High acceleration impulsive rotations reveal severe long-term deficits of the horizontal vestibulo-ocular reflex in the guinea pig

Exp Brain Res. 1998 Dec;123(3):242-54. doi: 10.1007/s002210050566.


While there is agreement that unilateral vestibular deafferentation (UVD) invariably produces an immediate severe horizontal vestibulo-ocular reflex (HVOR) deficit, there is disagreement about whether or not this deficit recovers and, if so, whether it recovers fully or only partly. We suspected that this disagreement might mainly be due to experimental factors, such as the species studied, the means chosen to carry out the UVD, or the nature of the test stimulus used. Our aim was to sort out some of these factors. To do this, we studied the HVOR of alert guinea pigs in response to low and high acceleration sinusoidal and high acceleration impulses after UVD by either labyrinthectomy or by vestibular neurectomy. The HVOR in response to high acceleration impulsive yaw rotations was measured before, and at various times after, either unilateral labyrinthectomy or superior vestibular neurectomy. Following UVD, there was a severe impairment of the HVOR for ipsilesional rotations and a slight impairment for contralesional rotations, after either operation. This asymmetrical HVOR deficit in the guinea pig parallels the deficit observed in humans. Between the first measurement, which was made 1 week after UVD, and the last, which was made 3 months after UVD, there was no change in the HVOR. This lack of recovery was the same after labyrinthectomy as after vestibular neurectomy. The HVOR to low and high acceleration sinusoidal yaw rotations were measured after UVD, and the results were compared with those in response to impulsive rotations.
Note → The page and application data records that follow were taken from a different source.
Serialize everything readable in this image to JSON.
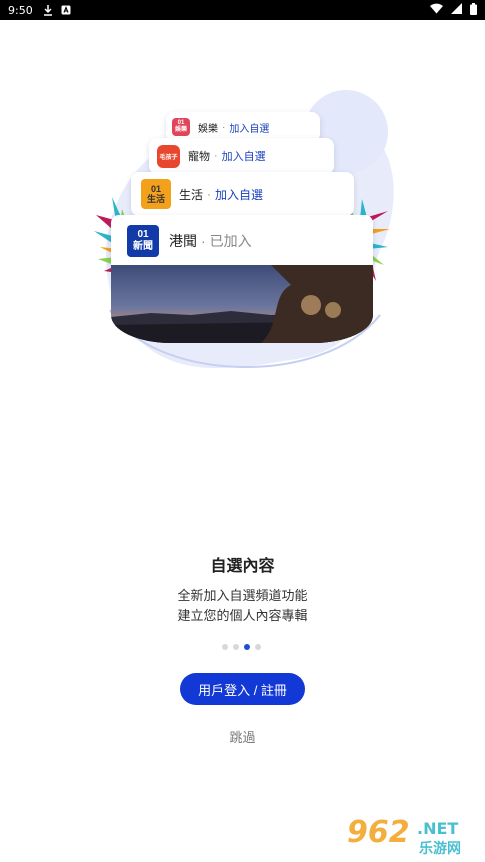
{
  "status_bar": {
    "time": "9:50"
  },
  "cards": [
    {
      "logo_text": "01\n娛樂",
      "name": "娛樂",
      "dot": "·",
      "action": "加入自選",
      "logo_color": "#e0455a"
    },
    {
      "logo_text": "毛孩子",
      "name": "寵物",
      "dot": "·",
      "action": "加入自選",
      "logo_color": "#e8462e"
    },
    {
      "logo_text": "01\n生活",
      "name": "生活",
      "dot": "·",
      "action": "加入自選",
      "logo_color": "#f3a01b"
    },
    {
      "logo_text": "01\n新聞",
      "name": "港聞",
      "dot": "·",
      "action": "已加入",
      "logo_color": "#123aa8"
    }
  ],
  "onboarding": {
    "title": "自選內容",
    "desc_line1": "全新加入自選頻道功能",
    "desc_line2": "建立您的個人內容專輯",
    "page_count": 4,
    "active_page": 3
  },
  "login_button": "用戶登入 / 註冊",
  "skip_link": "跳過",
  "watermark": {
    "brand": "962",
    "net": ".NET",
    "sub": "乐游网"
  },
  "colors": {
    "accent": "#1238d6",
    "blob": "#e6ebfa"
  }
}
For low acceleration sinusoidal rotations (250 degrees/s2), the gain was symmetrical, although reduced bilaterally. As the peak head acceleration increased, the HVOR became increasingly asymmetric. The HVOR asymmetry for sinusoidal rotations was significantly less than for impulsive rotations that had the same high peak head acceleration (2500 degrees/s2). Our results show that the HVOR deficit after UVD is the same in guinea pigs as in humans; that it is the same after vestibular neurectomy as after labyrinthectomy; that it is lasting and severe in response to high acceleration rotations; and, that it is more obvious in response to impulses than to sinusoids.

Publication types

  • Research Support, Non-U.S. Gov't

MeSH terms

  • Afferent Pathways / physiology
  • Animals
  • Ear, Inner / physiology
  • Eye Movements / physiology
  • Functional Laterality / physiology
  • Guinea Pigs
  • Reflex, Vestibulo-Ocular / physiology*
  • Rotation